EXERCISE BRIEF – Beginning with the line that includes "Enumerate this screenshot's" and ending with the last line, print the records exactly, leaving every picture out.

DATA TO EXAMINE –
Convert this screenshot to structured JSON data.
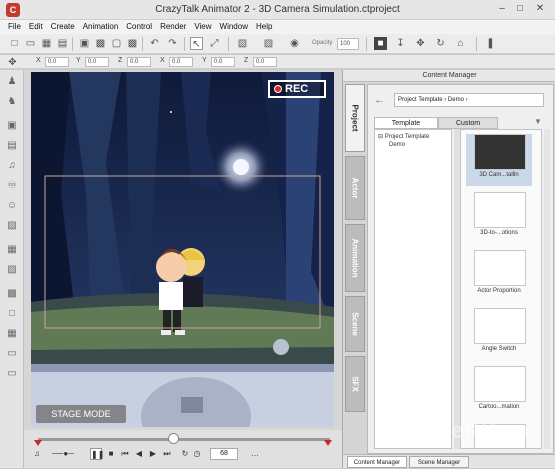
{
  "app": {
    "title": "CrazyTalk Animator 2  -  3D Camera Simulation.ctproject",
    "icon": "app-logo-icon"
  },
  "menu": [
    "File",
    "Edit",
    "Create",
    "Animation",
    "Control",
    "Render",
    "View",
    "Window",
    "Help"
  ],
  "toolbar": {
    "opacity_label": "Opacity",
    "opacity_value": "100"
  },
  "coords": [
    {
      "label": "X",
      "value": "0.0"
    },
    {
      "label": "Y",
      "value": "0.0"
    },
    {
      "label": "Z",
      "value": "0.0"
    },
    {
      "label": "X",
      "value": "0.0"
    },
    {
      "label": "Y",
      "value": "0.0"
    },
    {
      "label": "Z",
      "value": "0.0"
    }
  ],
  "stage": {
    "rec_label": "REC",
    "mode_label": "STAGE MODE"
  },
  "timeline": {
    "frame": "68"
  },
  "content_manager": {
    "header": "Content Manager",
    "breadcrumb": "Project Template › Demo ›",
    "tabs": [
      "Template",
      "Custom"
    ],
    "vertical_tabs": [
      "Project",
      "Actor",
      "Animation",
      "Scene",
      "SFX"
    ],
    "tree": [
      "Project Template",
      "Demo"
    ],
    "thumbnails": [
      "3D Cam...tallin",
      "3D-to-...otions",
      "Actor Proportion",
      "Angle Switch",
      "Cartoo...mation"
    ],
    "bottom_tabs": [
      "Content Manager",
      "Scene Manager"
    ]
  },
  "watermark": "GeeKK.ru",
  "colors": {
    "rec_dot": "#e2262c",
    "timeline_marker": "#c52d2d",
    "night_sky": "#1b2a52"
  }
}
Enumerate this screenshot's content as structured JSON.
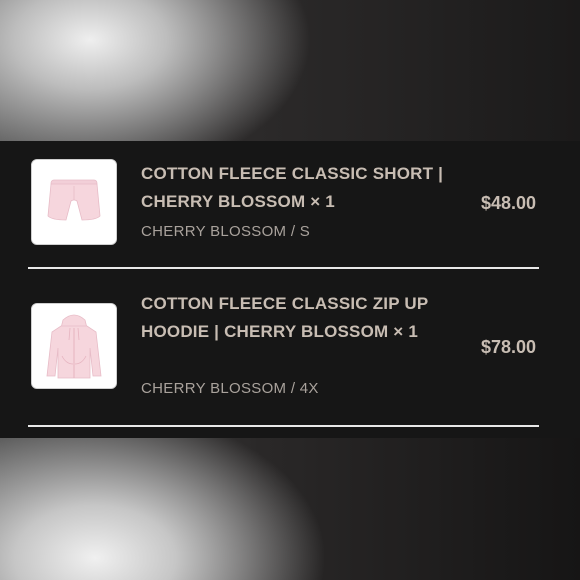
{
  "cart": {
    "items": [
      {
        "title": "COTTON FLEECE CLASSIC SHORT | CHERRY BLOSSOM × 1",
        "variant": "CHERRY BLOSSOM / S",
        "price": "$48.00",
        "image_icon": "pink-shorts-icon"
      },
      {
        "title": "COTTON FLEECE CLASSIC ZIP UP HOODIE | CHERRY BLOSSOM × 1",
        "variant": "CHERRY BLOSSOM / 4X",
        "price": "$78.00",
        "image_icon": "pink-hoodie-icon"
      }
    ]
  },
  "colors": {
    "panel_bg": "#161616",
    "text_primary": "#c8bdb3",
    "text_secondary": "#a9a29c",
    "product_pink": "#f6d6dd",
    "divider": "#e8e8e8"
  }
}
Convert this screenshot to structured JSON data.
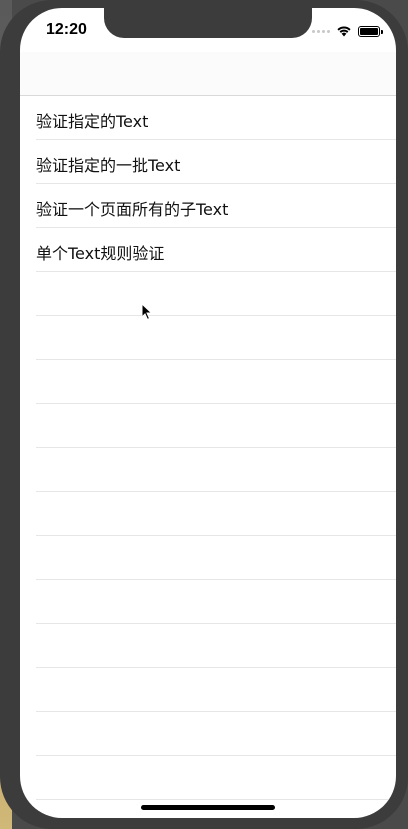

ANSWER SPACE –
Enumerate this screenshot's content as structured JSON.
{
  "cart": {
    "items": [
      {
        "title": "COTTON FLEECE CLASSIC SHORT | CHERRY BLOSSOM × 1",
        "variant": "CHERRY BLOSSOM / S",
        "price": "$48.00",
        "image_icon": "pink-shorts-icon"
      },
      {
        "title": "COTTON FLEECE CLASSIC ZIP UP HOODIE | CHERRY BLOSSOM × 1",
        "variant": "CHERRY BLOSSOM / 4X",
        "price": "$78.00",
        "image_icon": "pink-hoodie-icon"
      }
    ]
  },
  "colors": {
    "panel_bg": "#161616",
    "text_primary": "#c8bdb3",
    "text_secondary": "#a9a29c",
    "product_pink": "#f6d6dd",
    "divider": "#e8e8e8"
  }
}
Convert this screenshot to structured JSON data.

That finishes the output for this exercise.